Lovecraft-inspired settings and stories are something we see a lot of across all media, but Rock Pocket Games’ first person narrative-driven title Moons of Madness throws an interesting twist on that premise, blending cosmic horror with hard science fiction. Having launched for PS4, Xbox One, and PC in October, the game’s been in the hands of players for a few months now- but before it launched, we sent across a few of our questions to its developers. You can read our conversation with Rock Pocket Games CEO Ivan Moen below.
NOTE: This interview was conducted prior to the game’s launch.
“One of the things that makes Lovecraft stories so memorable is how detailed and descriptive they are. His writing is laden with atmosphere which makes it very easy to step into the shoes of his characters and relate to their situations. We hoped to capture some of that in Moons, both through the story and environment details that we’ve created.”
How happy have you been with the reception to your game in the immediate aftermath of the launch?
Like any game, there are people who will love the game, and others who don’t. Luckily, we’re happy with the response so far, and we’re truly enjoying watching all the reviews and play-throughs to be found on YouTube.
What is it about cosmic horror and Lovecraftian stories that makes for such compelling horror stories and experiences?
One of the things that makes Lovecraft stories so memorable is how detailed and descriptive they are. His writing is laden with atmosphere which makes it very easy to step into the shoes of his characters and relate to their situations. We hoped to capture some of that in Moons, both through the story and environment details that we’ve created.
With its blend of the aforementioned Lovecraftian horror and a premise that’s very interesting even from a pure science fiction perspective, Moons of Madness’ setting was certainly ripe for some excellent storytelling. Was this something you saw as an opportunity early on and wanted to capitalize on?
The game’s setting of Mars was something we were very excited about from the start. It’s something that’s very relevant today and humans visiting Mars is a romanticized concept to some degree, because of the mystery surrounding it.
It also felt like a natural fit for a modern Lovecraft-style story with a pronounced “cosmic” aspect, as well as the loneliness that comes with being one of the first people on a new (dead) planet.
Did you look at any stories from any medium or any horror games in particular that served as inspirations for Moons of Madness?
Aside from taking inspiration from a lot of Lovecraft tales, Moons of Madness also borrows from The Martian, The Thing, the Resident Evil and Silent Hill series, Alien, and Stranger Things.
“It was an intense learning experience for us creating a story driven first person game, even though our next game will be pretty much the opposite; we’re definitely open to revisiting the genre should the right idea show itself.”
Do you have any updates planned for the future, big or small- whether that’s fixes to the game in response to feedback or even expansions?
We’ve got ideas for additional content, but time will tell if they ever materialize.
If Moons of Madness proves to be a success, is this something you see yourself working on again in the future, perhaps in the form of a sequel?
It was an intense learning experience for us creating a story driven first person game, even though our next game will be pretty much the opposite; we’re definitely open to revisiting the genre should the right idea show itself.
I imagine atmosphere and psychological terror are much more important than the more in-your-face scares in a game such as Moons of Madness.

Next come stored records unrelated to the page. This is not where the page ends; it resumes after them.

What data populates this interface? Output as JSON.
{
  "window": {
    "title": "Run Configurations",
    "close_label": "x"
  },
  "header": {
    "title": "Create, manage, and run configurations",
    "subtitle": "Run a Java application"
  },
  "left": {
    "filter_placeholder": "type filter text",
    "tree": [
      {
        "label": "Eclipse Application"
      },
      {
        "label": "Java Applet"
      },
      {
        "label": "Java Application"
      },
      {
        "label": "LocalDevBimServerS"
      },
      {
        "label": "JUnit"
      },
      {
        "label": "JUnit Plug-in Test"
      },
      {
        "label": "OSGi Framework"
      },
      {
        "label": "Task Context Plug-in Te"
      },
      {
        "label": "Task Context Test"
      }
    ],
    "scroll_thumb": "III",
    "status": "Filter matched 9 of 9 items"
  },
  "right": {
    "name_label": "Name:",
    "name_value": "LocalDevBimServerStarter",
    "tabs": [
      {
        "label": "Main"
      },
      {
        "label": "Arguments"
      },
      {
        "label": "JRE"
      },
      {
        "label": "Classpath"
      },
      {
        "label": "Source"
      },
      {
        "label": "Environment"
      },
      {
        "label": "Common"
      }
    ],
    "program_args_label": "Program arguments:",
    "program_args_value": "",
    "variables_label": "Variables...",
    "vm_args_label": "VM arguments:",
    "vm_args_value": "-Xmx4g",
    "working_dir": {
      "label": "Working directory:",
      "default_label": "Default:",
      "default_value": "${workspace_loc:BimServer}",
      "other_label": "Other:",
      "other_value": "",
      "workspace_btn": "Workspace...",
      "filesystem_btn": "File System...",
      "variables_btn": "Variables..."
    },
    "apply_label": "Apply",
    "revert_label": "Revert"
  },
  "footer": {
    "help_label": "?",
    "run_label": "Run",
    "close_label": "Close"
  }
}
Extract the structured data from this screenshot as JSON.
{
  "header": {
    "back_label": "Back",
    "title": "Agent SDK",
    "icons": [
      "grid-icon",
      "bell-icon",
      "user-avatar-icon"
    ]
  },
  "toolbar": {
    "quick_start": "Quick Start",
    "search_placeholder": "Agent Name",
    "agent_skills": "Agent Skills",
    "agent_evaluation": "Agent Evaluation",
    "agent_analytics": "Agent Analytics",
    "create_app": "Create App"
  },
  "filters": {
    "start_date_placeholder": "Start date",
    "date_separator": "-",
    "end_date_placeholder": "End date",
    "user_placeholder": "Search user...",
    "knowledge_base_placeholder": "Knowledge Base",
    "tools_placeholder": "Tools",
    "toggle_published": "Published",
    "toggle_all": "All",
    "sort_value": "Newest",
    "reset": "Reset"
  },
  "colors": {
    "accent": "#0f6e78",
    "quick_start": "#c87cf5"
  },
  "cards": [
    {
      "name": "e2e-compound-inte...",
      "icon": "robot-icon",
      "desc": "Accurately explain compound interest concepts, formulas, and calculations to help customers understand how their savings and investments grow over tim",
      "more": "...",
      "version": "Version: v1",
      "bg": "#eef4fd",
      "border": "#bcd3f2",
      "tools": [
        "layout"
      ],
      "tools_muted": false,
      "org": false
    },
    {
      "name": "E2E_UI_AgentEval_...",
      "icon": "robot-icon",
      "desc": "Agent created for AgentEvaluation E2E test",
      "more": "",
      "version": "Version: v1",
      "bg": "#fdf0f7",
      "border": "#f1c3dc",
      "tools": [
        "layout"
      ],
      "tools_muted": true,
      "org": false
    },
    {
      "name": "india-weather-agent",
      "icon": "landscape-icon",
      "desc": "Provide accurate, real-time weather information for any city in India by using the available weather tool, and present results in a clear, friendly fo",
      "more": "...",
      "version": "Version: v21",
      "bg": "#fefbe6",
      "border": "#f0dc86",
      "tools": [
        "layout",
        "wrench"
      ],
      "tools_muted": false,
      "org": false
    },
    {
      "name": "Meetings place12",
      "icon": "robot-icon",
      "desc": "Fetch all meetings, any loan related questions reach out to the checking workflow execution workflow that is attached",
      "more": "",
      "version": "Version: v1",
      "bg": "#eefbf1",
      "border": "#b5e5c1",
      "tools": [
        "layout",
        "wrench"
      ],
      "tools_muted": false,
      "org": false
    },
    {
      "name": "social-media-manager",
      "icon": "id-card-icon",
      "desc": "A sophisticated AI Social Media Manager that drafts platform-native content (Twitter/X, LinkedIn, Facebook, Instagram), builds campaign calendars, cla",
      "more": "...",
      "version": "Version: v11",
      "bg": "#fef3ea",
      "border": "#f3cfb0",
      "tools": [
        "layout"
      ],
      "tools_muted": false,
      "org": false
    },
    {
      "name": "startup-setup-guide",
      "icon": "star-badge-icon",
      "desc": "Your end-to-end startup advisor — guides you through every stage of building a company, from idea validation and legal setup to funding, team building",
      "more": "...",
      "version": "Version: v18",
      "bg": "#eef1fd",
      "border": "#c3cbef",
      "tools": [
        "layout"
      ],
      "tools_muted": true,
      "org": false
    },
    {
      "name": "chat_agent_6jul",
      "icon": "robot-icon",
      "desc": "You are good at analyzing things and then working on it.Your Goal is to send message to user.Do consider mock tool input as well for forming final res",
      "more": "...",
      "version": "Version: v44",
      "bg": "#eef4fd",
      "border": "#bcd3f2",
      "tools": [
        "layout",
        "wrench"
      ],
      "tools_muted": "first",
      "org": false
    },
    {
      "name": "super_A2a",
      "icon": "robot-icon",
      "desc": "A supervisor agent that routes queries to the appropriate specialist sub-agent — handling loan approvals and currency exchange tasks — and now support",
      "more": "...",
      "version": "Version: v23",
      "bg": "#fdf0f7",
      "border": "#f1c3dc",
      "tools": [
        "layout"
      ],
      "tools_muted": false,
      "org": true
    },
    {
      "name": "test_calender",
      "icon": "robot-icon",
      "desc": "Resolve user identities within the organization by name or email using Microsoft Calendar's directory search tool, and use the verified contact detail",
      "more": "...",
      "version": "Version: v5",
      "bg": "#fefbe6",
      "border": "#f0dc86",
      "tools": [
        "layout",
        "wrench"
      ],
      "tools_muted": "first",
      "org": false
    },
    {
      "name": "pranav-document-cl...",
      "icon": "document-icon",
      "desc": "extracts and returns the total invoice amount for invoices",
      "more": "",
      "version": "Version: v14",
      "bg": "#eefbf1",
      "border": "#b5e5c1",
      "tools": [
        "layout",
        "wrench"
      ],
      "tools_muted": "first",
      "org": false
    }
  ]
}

How important was it to you that you struck the right sort of balance for the game in that area?
We were striving to achieve a sense of unnerve and atmosphere rather than scares. It’s a delicate balance, and something that’s hard to benchmark or find the right recipe for. Every person is different, and so how they perceptive these things will be as well. It’s a tricky one for sure, and there’s no real way of knowing if you hit the right balance, or not.
Do you have any plans to launch on the Switch?
Not at the moment, but it would indeed be fun to be able to play the game on the Switch.
There’s been a lot of talk of SSDs, which the PS5 and the Xbox Series X are both confirmed to feature. What’s the biggest impact it’s going to have on development, according to you?
Loading loads of data, and streaming inn levels like we do in Moons is challenging. Faster disks will help a lot and I think we will see less games with loading screens when SSD becomes the new standard.
“I think haptics add a lot to an experience. But, I also think it’s subjective to different players, and it also depends on how the game utilizes it. But overall, I think the potential for adding to an experience is very high.”
Speaking of next-gen hardware, something else that the PS5 and the Xbox Series X are both going to have is a Zen 2 CPU – how big of a leap is it over current gen hardware in your view, and how is it going to help development?
This is probably a question for the Unreal engine developers, but for us it means that we can do more before the game gets CPU bound. Porting to console would of course also be much smoother, as the current gen hardware is pretty slow, and getting closer to the PC hardware helps a lot. But this is of course time-limited as the gap between PC and console will grow fast.
What’s your take on the PS5’s haptic-enabled controller? Do you think it’s something that can significantly add to an experience, or is it just going to be a novelty?
I think haptics add a lot to an experience. But, I also think it’s subjective to different players, and it also depends on how the game utilizes it. But overall, I think the potential for adding to an experience is very high.